▸ **WHAT YOU ARE ASKED TO DO**:
What's needed is a word-for-word retyping of the entries below, pictures omitted.

▸ **Interface dataset entries**:
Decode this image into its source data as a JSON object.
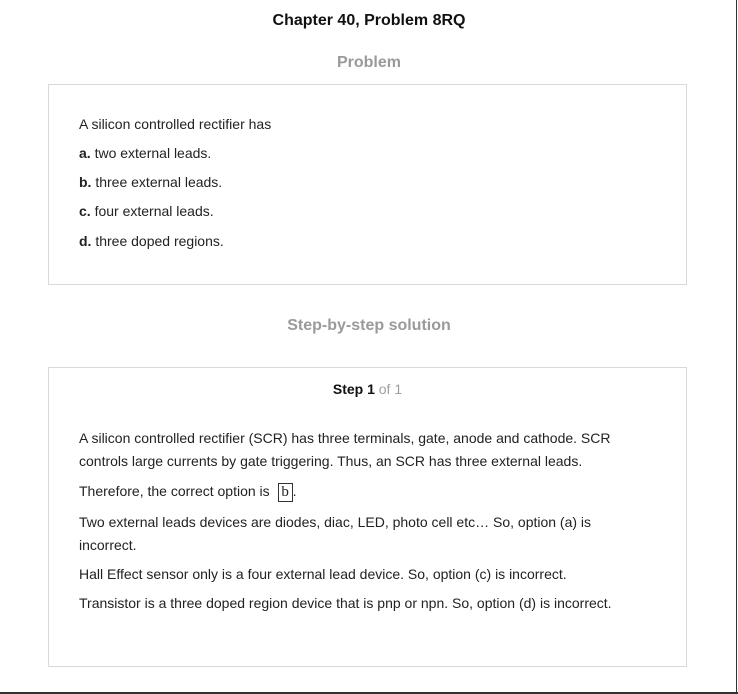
{
  "title": "Chapter 40, Problem 8RQ",
  "problem": {
    "heading": "Problem",
    "statement": "A silicon controlled rectifier has",
    "options": [
      {
        "letter": "a.",
        "text": " two external leads."
      },
      {
        "letter": "b.",
        "text": " three external leads."
      },
      {
        "letter": "c.",
        "text": " four external leads."
      },
      {
        "letter": "d.",
        "text": " three doped regions."
      }
    ]
  },
  "solution": {
    "heading": "Step-by-step solution",
    "step_word": "Step 1",
    "step_of": " of 1",
    "paragraph1": "A silicon controlled rectifier (SCR) has three terminals, gate, anode and cathode. SCR controls large currents by gate triggering. Thus, an SCR has three external leads.",
    "therefore_text": "Therefore, the correct option is",
    "answer": "b",
    "answer_suffix": ".",
    "paragraph2": "Two external leads devices are diodes, diac, LED, photo cell etc… So, option (a) is incorrect.",
    "paragraph3": "Hall Effect sensor only is a four external lead device. So, option (c) is incorrect.",
    "paragraph4": "Transistor is a three doped region device that is pnp or npn. So, option (d) is incorrect."
  }
}
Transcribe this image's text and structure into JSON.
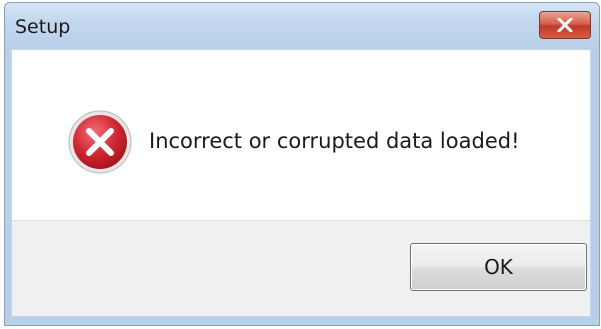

▸ **YOUR RESPONSE**:
Decode this image into its source data as a JSON object.
{
  "title": "Chapter 40, Problem 8RQ",
  "problem": {
    "heading": "Problem",
    "statement": "A silicon controlled rectifier has",
    "options": [
      {
        "letter": "a.",
        "text": " two external leads."
      },
      {
        "letter": "b.",
        "text": " three external leads."
      },
      {
        "letter": "c.",
        "text": " four external leads."
      },
      {
        "letter": "d.",
        "text": " three doped regions."
      }
    ]
  },
  "solution": {
    "heading": "Step-by-step solution",
    "step_word": "Step 1",
    "step_of": " of 1",
    "paragraph1": "A silicon controlled rectifier (SCR) has three terminals, gate, anode and cathode. SCR controls large currents by gate triggering. Thus, an SCR has three external leads.",
    "therefore_text": "Therefore, the correct option is",
    "answer": "b",
    "answer_suffix": ".",
    "paragraph2": "Two external leads devices are diodes, diac, LED, photo cell etc… So, option (a) is incorrect.",
    "paragraph3": "Hall Effect sensor only is a four external lead device. So, option (c) is incorrect.",
    "paragraph4": "Transistor is a three doped region device that is pnp or npn. So, option (d) is incorrect."
  }
}
Transcribe this image's text and structure into JSON.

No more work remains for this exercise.